Belltower museum Chiusi Etruscan tombs Tuscany with children
12th century belltower worth the climb to the top

Belltower museum Chiusi Etruscan tombs Tuscany with children

Afternoon of wine tasting in Montepulciano

“Of the many enotecas in Montepulciano, two are particularly suitable for visiting with children. The first one, Contucci Cantina, has great wines and a dramatic cellar, and the second one, La Citta’ Sotteranea, is not just an enoteca but also a mini-museum that kids will love.” – travel guide book Florence & Tuscany with kids (2013), page 345

From Chiusi it is only a 30 minute drive to Montepulciano. And if you would like to taste some vino nobile, the famour red wine – and yes, why not – one has to go to Montepulciano. And you know the drill: take some snacks, some colouring books and a fully-charged iPad and give yourself and your partner some free time to enjoy a wine tasting. Montepulciano is a much larger town than Chiusi and more touristy as well.

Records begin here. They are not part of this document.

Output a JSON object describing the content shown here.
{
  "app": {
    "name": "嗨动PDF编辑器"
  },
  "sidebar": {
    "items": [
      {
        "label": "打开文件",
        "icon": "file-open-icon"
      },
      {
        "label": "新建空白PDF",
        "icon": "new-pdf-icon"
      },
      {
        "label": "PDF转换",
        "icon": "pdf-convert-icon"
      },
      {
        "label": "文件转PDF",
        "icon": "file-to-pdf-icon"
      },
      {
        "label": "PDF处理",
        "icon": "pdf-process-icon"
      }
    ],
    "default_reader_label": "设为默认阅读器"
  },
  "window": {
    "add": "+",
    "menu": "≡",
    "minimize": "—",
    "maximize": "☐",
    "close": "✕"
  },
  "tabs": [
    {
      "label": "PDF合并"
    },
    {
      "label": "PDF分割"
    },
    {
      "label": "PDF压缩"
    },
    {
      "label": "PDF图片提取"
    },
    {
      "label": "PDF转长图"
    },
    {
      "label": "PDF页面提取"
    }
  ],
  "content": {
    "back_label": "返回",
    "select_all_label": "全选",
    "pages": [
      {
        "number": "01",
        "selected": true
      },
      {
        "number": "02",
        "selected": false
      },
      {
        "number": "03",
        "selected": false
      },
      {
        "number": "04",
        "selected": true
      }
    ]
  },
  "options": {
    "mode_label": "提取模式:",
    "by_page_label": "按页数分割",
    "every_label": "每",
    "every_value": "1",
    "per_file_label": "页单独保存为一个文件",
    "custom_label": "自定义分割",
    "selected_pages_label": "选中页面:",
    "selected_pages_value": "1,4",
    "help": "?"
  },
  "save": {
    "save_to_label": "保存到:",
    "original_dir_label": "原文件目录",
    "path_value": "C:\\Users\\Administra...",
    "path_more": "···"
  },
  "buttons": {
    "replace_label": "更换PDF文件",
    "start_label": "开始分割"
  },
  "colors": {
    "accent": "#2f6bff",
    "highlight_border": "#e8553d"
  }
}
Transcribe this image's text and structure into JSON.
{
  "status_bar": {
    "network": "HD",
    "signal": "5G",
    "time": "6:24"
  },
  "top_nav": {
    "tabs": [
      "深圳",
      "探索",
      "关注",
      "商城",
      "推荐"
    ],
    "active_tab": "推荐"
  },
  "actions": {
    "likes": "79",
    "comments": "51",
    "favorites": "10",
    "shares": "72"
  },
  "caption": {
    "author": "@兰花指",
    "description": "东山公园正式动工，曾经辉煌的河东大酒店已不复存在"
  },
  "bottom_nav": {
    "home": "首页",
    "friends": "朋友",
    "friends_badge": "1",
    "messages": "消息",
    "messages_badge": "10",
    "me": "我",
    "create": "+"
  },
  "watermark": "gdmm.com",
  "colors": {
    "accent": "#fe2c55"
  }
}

Wine tasting opportunities are everywhere and tourist traps are around every corner.

When traveling with children, sometimes you deliberately choose a more touristy setting. I was prepared for a tourist attraction after reading the description of the win-win enoteca, La Citta’ Sotteranea which combines wine tasting with Etruscan tombs, medieval weapons and tools. But actually, this underground (sotteranea) was a true find. You can roam around an underground route with wine casks around every corner, some twice your size. Well yes, we bought the wine we tasted at the end of this visit to the cellar. But their Brunello wine actually is rather tasty.

This day trip turned out to be one of the highlights of our holiday in Tuscany. The combination of the adventurous underground Etruscan aquaduct and the wine cellar labyrinth made this a top attraction for our children.

Wine cellar Montepulciano Tuscany with children

Travel guide Florence and Tuscany with kids

The idea for this day trip to Chiusi and Montepulciano is from the travel guide book Florence & Tuscany with kids. In this extensive guide on well-known attractions and lesser known destinations, you can find both itineraries, information and children’s games.

Updated in August 2014

Follow my blog with Bloglovin

Map Location
Comments To This Entry.
  1. Danielle Sirinsky December 27, 2015 Reply

    Hello. We will be heading to Tuscany in March, and we are really interested in doing this same Etruscan tour and wine tour. Did you book this through a tour company, or did you explore on your own? We will have a car there, but have heard it might be difficult to explore the tombs without a guide. Any thoughts or suggestions? Thank you so much for all your info!

  2. rafke January 4, 2016 Reply

    Hi Danielle, thank you for your comment! I did not book a tour for our trip to Chiusi and Montepulciano. As you have read, we had a great time seeing the Etruscan drainage system and the bell tower and such. But we did not get to see the real Etruscan tomb stones ‘in the wild’. We visited a fabulous museum in Volterra which has loads of Etruscan tombstones: the Guarnacci Etruscan Museum. If you are in the area, it is a must-see. We haven’t been to the Archeological museum in Chiusi, which supposedly has a great collection as well. If you are looking to see them outside, you might want to look at a tour. It can be quite difficult, yes, to find them. Somehow, this area is not as ‘touristy’ as the larger Tuscan towns. Have a look at the Viator site for some inspiration. I hope you enjoy Italy!
    rafke recently posted…Four tips for your first-time family skiing holidayMy Profile

Leave a comment